What’s with non-corporeal entities playing head games with protagonists experiencing Christmas blues? Did Clarence, the proto-angel, really think the best way to cure George Bailey’s depression would be to show him a dystopian future where he never existed, or was Clarence so ambitious to get his wings that he didn’t care whose life he ran, or in this case flapped, over?
Maybe the time-ghosts and Clarence can conspire over dinner breaks at Zach Theatre because for the second year, Austin favorite Martin Burke is back for his one-man This Wonderful Life from Nov. 28-Dec. 28. Meanwhile, at the Museum of Fine Arts, Houston (as part of Movies Houstonians Love), Catastrophic Theatre’s Tamarie Cooper will introduce a special showing of It’s a Wonderful Life on Dec. 17.
A Herd of Bullying Caribou Gamers
Quit putting on European airs, Dasher, Dancer et al: In North America, aerial or not, you’re caribou! While Rudolph and his band of Island of Misfit Toy friends, aka nerds, will save Christmas in the end in Rudolph the Red-Nosed Reindeer: The Musical at Bass Performance Hall in Fort Worth, Dec. 5–7, AT&T Performing Arts Center’s Majestic Theatre in Dallas, Dec. 16- 21 and Tobin Center for the Performing Arts in San Antonio, Dec. 22-24, those caribou might have let Rudolph join their reindeer games if Santa had taken steps to prevent a hostile work environment.
Mysterious Malcontents and Zombies
If Dallas/Fort Worth is the place for Scrooge, Houston is set for a holiday season of world premieres, which will likely introduce us to new rascals we’ll shower with holiday love. Every year, Stages keeps an old UK comic tradition, Christmas Panto—as in pantomime: Plays filled with plucky fairytale heroines, cross-dressing baddies, and bawdy jokes for adults that will fly over the heads of the little ones. This year the girl with the longest locks battles the Undead in Panto Rapunzel (and Zombies) running Dec. 4-Jan. 4. While not a world premiere, Stages’ other holiday show, Sister’s Christmas Catechism: The Mystery of the Magi’s Gold, might have the scariest Christmas character of all, a know-it-all Nun/Detective. Stark Naked Theatre will make their first holiday show memorable with the world premiere of Ho Ho Humbug ( Dec. 4-24), with playwright Scott Burkell playing a cynical New Yorker forced to sell his body as a Macy’s Santa in order to pay the rent. Horse Head Theatre wraps Abby Koenig’s one-women show The Jew Who Loves Christmas, into their Holiday Huzzah! holiday story open mic night on Dec. 13. Since Koenig has only performed the play once before, this is one theatrical regifting to keep.
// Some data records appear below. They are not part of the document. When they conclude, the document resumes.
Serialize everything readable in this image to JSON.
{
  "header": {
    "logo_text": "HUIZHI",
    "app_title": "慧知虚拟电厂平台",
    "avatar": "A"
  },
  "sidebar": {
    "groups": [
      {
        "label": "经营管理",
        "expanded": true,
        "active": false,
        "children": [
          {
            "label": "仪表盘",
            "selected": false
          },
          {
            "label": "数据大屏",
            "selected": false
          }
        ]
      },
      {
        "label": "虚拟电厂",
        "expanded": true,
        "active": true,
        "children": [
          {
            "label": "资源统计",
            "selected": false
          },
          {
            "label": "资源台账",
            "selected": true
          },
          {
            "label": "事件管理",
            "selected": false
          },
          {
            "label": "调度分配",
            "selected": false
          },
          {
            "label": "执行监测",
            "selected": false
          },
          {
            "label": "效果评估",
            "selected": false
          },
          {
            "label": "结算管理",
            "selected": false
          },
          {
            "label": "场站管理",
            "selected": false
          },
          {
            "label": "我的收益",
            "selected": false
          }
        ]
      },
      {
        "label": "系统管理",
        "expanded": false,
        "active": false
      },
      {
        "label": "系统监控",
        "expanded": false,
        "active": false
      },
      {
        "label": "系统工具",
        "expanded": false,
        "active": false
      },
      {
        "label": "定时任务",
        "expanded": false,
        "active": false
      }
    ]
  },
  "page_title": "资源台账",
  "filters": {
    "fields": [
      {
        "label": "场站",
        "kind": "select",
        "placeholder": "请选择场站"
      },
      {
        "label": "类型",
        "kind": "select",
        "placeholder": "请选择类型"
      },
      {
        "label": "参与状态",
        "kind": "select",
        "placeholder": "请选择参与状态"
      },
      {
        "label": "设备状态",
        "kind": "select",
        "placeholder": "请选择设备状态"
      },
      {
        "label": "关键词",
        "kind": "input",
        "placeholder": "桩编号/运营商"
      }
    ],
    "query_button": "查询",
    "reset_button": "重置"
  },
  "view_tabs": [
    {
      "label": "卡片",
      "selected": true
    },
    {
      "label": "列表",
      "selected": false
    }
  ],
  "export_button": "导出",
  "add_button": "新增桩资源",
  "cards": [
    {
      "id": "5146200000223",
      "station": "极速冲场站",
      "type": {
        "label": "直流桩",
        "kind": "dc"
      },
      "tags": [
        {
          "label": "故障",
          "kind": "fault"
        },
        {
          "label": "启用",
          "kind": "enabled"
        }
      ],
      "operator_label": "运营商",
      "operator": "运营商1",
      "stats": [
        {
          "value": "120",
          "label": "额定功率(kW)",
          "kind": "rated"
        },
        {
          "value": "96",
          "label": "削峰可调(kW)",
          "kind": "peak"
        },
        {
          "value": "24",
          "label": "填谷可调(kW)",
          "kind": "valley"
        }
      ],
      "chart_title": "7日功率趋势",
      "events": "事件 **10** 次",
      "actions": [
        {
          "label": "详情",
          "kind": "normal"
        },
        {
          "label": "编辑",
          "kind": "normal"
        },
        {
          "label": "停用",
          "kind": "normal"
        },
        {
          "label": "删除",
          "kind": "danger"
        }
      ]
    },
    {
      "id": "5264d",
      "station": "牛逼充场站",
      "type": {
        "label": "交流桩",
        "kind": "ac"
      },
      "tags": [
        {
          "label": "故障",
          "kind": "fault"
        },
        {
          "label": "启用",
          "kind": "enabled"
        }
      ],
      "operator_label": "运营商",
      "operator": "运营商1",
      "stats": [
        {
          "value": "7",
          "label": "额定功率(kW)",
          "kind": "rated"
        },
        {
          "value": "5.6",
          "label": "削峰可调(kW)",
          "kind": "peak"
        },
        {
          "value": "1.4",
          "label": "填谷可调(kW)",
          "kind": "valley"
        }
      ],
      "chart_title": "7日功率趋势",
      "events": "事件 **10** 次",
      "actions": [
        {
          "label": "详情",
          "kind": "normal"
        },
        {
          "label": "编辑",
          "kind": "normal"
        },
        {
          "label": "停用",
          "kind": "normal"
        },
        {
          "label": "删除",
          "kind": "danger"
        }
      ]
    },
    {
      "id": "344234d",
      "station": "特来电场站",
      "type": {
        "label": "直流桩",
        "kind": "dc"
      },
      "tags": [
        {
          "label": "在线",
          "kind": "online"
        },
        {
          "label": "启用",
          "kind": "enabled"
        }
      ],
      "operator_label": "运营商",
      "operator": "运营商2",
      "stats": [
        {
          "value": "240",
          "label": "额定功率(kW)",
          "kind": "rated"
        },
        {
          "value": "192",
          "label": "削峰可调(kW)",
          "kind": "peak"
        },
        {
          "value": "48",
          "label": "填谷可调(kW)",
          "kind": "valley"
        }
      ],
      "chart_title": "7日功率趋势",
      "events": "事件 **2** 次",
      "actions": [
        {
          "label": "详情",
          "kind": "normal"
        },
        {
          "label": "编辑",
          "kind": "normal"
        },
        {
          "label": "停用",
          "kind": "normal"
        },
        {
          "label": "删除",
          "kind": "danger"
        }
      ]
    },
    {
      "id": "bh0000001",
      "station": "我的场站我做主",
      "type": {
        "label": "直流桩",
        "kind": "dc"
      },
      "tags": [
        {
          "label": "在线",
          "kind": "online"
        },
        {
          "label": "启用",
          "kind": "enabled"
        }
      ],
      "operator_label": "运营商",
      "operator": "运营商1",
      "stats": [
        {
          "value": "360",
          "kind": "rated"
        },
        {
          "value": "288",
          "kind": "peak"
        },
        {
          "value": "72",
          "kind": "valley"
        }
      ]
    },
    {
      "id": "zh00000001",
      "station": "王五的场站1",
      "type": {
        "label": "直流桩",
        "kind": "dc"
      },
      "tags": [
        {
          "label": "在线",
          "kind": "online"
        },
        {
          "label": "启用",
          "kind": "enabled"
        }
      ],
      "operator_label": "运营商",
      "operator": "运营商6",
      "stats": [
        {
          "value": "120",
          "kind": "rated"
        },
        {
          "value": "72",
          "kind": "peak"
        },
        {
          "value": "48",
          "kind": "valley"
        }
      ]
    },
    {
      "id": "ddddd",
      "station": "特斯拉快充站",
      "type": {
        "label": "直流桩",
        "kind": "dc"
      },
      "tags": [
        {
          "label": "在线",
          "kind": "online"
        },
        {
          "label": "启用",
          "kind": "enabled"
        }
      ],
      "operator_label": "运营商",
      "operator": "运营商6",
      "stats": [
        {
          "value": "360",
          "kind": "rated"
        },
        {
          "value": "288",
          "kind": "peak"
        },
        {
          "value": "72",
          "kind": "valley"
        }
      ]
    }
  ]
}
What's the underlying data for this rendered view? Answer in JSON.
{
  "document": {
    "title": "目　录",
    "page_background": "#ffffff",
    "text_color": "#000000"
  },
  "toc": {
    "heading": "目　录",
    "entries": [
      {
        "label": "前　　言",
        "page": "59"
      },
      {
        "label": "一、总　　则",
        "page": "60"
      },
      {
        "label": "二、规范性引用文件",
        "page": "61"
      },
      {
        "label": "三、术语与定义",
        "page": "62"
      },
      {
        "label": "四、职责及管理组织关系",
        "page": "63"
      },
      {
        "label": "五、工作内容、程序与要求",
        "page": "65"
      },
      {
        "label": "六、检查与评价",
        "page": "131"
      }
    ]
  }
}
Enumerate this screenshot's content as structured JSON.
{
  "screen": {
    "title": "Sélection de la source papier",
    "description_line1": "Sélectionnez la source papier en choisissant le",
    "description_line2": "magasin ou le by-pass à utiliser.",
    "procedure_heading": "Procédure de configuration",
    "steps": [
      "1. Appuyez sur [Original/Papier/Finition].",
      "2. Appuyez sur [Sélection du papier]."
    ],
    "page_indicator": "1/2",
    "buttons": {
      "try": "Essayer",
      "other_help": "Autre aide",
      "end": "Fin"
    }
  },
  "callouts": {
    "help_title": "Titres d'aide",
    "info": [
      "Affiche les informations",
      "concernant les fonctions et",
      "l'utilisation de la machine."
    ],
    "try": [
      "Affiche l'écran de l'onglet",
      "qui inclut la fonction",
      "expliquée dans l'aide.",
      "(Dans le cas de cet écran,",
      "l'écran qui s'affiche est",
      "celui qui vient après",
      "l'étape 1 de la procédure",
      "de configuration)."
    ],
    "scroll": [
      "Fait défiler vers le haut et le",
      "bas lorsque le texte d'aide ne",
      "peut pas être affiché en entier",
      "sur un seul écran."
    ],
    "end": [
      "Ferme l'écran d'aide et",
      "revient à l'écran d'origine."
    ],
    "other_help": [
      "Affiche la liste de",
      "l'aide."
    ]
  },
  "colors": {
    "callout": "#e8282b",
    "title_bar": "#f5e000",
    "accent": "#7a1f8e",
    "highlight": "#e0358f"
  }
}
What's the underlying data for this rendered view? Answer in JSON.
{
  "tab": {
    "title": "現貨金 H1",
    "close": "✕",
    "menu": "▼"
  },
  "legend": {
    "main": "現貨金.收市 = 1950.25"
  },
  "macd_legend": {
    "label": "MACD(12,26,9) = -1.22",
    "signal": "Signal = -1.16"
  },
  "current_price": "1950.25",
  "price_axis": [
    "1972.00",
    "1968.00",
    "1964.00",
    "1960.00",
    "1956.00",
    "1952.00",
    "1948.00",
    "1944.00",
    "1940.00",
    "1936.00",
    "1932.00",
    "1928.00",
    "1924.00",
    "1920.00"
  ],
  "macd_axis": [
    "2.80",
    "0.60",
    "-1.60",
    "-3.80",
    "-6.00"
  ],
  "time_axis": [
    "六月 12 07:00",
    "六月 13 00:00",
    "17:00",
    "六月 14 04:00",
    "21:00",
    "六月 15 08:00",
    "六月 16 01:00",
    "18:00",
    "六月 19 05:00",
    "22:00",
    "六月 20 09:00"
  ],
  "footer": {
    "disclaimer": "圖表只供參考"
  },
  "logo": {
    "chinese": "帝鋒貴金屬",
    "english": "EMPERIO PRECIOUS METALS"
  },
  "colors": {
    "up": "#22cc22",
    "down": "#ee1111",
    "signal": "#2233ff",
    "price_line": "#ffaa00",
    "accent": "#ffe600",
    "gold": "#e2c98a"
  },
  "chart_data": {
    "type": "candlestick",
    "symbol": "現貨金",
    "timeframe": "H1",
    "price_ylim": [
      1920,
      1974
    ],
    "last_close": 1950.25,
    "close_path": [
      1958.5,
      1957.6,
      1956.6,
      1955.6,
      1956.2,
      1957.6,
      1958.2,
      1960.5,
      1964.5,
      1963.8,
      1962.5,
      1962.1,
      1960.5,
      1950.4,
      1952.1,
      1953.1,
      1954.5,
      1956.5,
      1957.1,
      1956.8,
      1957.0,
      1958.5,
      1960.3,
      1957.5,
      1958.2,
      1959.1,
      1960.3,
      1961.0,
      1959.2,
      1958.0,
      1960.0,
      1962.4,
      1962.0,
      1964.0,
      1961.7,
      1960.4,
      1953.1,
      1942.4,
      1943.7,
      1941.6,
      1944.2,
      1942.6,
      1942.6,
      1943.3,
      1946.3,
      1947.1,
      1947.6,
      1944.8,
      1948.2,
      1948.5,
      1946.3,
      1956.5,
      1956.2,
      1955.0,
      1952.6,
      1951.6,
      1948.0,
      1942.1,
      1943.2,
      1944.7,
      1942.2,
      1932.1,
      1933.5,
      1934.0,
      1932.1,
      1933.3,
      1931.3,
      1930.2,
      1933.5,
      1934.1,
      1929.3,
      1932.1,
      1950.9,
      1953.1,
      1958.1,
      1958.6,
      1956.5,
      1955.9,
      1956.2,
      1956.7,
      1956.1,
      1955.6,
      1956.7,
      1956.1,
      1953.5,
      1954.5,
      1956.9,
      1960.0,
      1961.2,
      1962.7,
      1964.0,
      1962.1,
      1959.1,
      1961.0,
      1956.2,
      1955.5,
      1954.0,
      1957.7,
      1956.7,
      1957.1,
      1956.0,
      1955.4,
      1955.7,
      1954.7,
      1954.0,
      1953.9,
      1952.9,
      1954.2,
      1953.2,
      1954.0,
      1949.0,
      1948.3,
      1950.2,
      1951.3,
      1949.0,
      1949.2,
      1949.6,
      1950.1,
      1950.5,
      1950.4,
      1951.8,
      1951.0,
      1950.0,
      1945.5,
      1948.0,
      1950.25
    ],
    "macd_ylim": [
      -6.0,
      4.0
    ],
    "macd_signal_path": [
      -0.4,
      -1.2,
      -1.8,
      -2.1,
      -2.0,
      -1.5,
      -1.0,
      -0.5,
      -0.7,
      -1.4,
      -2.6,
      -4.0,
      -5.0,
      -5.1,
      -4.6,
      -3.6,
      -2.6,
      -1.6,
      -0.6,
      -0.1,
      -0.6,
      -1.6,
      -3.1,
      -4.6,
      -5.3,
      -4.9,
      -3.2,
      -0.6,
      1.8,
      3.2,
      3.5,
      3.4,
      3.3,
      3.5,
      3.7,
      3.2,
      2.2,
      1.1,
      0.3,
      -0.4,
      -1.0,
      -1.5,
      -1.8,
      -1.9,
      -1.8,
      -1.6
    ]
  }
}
One Hardcore New York Street Gang
This gang might look lovely dressed in golden bling, but if you cross the Rockettes, but these ladies can kick. They might say it’s for authenticity that they’re bringing live animals for a show-stopping live Nativity scene for the Theatre Under the Stars and Broadway at the Hobby Center presentation of Radio City Christmas Spectacular, Dec. 5-28, which includes the still adorable Parade of Wooden Soldiers number from 1933.
So there they are, those holiday thieves who annually steal our hearts. This year, no doubt, we’ll willingly put ourselves in their clutches once more and then hum a joyous Christmas melody as we leave the theater and count the 365 days until we can see them again.